It's not the physical difficulty of the Way that's got to me; I'm able to cover 15 miles a day reasonably easily, and even with the uphill climbs and swampy bog, a day this long is now pretty routine. The thing that gets to me is the sheer stupidity of walking through this kind of terrain in the first place; today started with more depressing moorland and it finished with a long and very tedious walk along forestry roads, through the soulless man-made pine forests of Kielder.
I suppose I should be grateful that it didn't rain, and I should also be pleased that my gaiters kept my feet perfectly dry despite quite a few miles of utterly waterlogged marsh; but all I care about is that I've now completed the Bellingham-Byrness section of the Pennine Way and that I'll never, ever bother to do it again.
Moor, Forest, Byrness
This is where I normally get all lyrical and manage to squeeze 1000 words out of even the most insipid day.
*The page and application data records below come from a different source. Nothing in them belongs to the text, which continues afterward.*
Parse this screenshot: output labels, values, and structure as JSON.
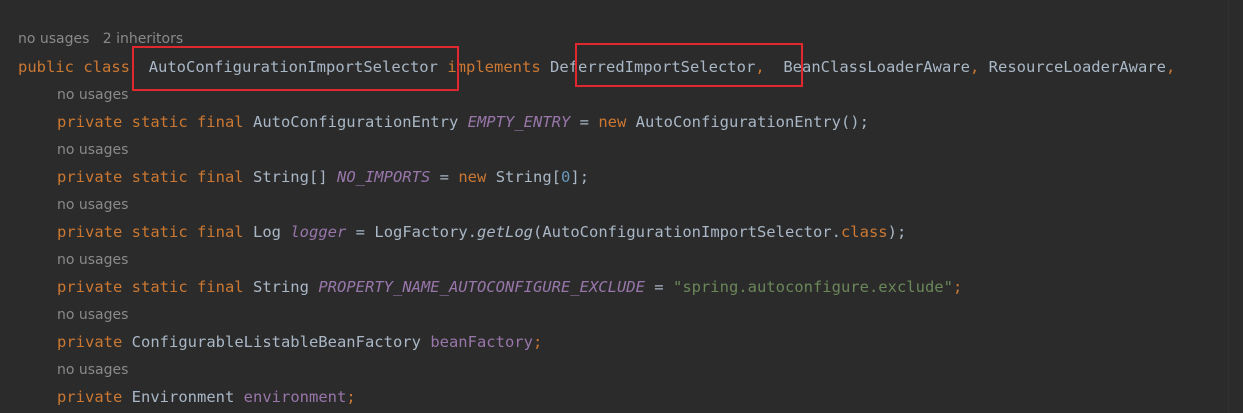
{
  "hints": {
    "class_usages": "no usages",
    "class_inheritors": "2 inheritors",
    "field_usages": "no usages"
  },
  "class_decl": {
    "kw_public": "public",
    "kw_class": "class",
    "class_name": "AutoConfigurationImportSelector",
    "kw_implements": "implements",
    "iface1": "DeferredImportSelector",
    "comma": ",",
    "iface2": "BeanClassLoaderAware",
    "iface3": "ResourceLoaderAware",
    "trail": ","
  },
  "fields": [
    {
      "mods": "private static final",
      "type": "AutoConfigurationEntry",
      "name": "EMPTY_ENTRY",
      "eq": "=",
      "kw_new": "new",
      "rhs": "AutoConfigurationEntry();"
    },
    {
      "mods": "private static final",
      "type": "String[]",
      "name": "NO_IMPORTS",
      "eq": "=",
      "kw_new": "new",
      "rhs_a": "String[",
      "rhs_num": "0",
      "rhs_b": "];"
    },
    {
      "mods": "private static final",
      "type": "Log",
      "name": "logger",
      "eq": "=",
      "rhs_a": "LogFactory.",
      "method": "getLog",
      "rhs_b": "(AutoConfigurationImportSelector.",
      "kw_class": "class",
      "rhs_c": ");"
    },
    {
      "mods": "private static final",
      "type": "String",
      "name": "PROPERTY_NAME_AUTOCONFIGURE_EXCLUDE",
      "eq": "=",
      "str": "\"spring.autoconfigure.exclude\"",
      "semi": ";"
    },
    {
      "mods": "private",
      "type": "ConfigurableListableBeanFactory",
      "name": "beanFactory",
      "semi": ";"
    },
    {
      "mods": "private",
      "type": "Environment",
      "name": "environment",
      "semi": ";"
    }
  ],
  "colors": {
    "background": "#2b2b2b",
    "keyword": "#cc7832",
    "text": "#a9b7c6",
    "constant": "#9876aa",
    "number": "#6897bb",
    "string": "#6a8759",
    "hint": "#8a8a8a",
    "highlight_box": "#e0282e"
  }
}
I've long subscribed to the theory that you're only a writer once you can write 1000 words about a fridge and maintain the reader's interest, but even I'm not going to waste 1000 words on this northern stretch of the Pennine Way.
Then again, there is something I need to get off my chest. I've already harped on about what I think about the Way, but before I leave it tomorrow and head off into Scotland, I'd like to take this opportunity to slag off the publishers of the Pennine Way's official leaflet, because it's rare that one gets the opportunity to read such a load of ill-informed rubbish in one handy, compact leaflet.
First up, under a heading 'The Pennine Way for Everyone', the leaflet kicks off with these wise words:
Today many walkers, in search of an adventure, take up the challenge of completing the Trail in one continuous walk over a couple of weeks.
I'm amazed that this is how they introduce the Pennine Way. Doing the Way in a couple of weeks is pushing it even for the strongest walkers – I wouldn't like to try it, even now – and statistically speaking, most people who pick up this leaflet are unlikely to be at that level of walking.
To me, the Pennine Way is definitely a three-week walk for everyone except the insane, and to mislead people at the very start of a glossy official leaflet is nothing short of irresponsible. Have you ever wondered why so many people give up after only a few days on the trail? Blame the Countryside Agency, I say, who wrote not only the introduction above, but also this hilarious piece of claptrap:
The Trail is well signed and looked after to high standards to ensure one of the best walking experiences in Britain.
Um, are we talking about the same Pennine Way here? 'Well signed?' That's nothing short of a lie, and coupled with the main photo, showing a young girl sitting by High Force in pop-socks, shorts and a T-shirt that obviously hasn't been struggling under a pack for the last few days, I can't help wondering whether this leaflet was written by a team of marketing executives who've never even been to the Pennines.
Still, they did get one thing right: their marketing catchphrase for the Pennine Way is 'Once in a Lifetime.' I'm sure that's exactly how most people feel after finishing or, more likely, giving up. Roll on tomorrow...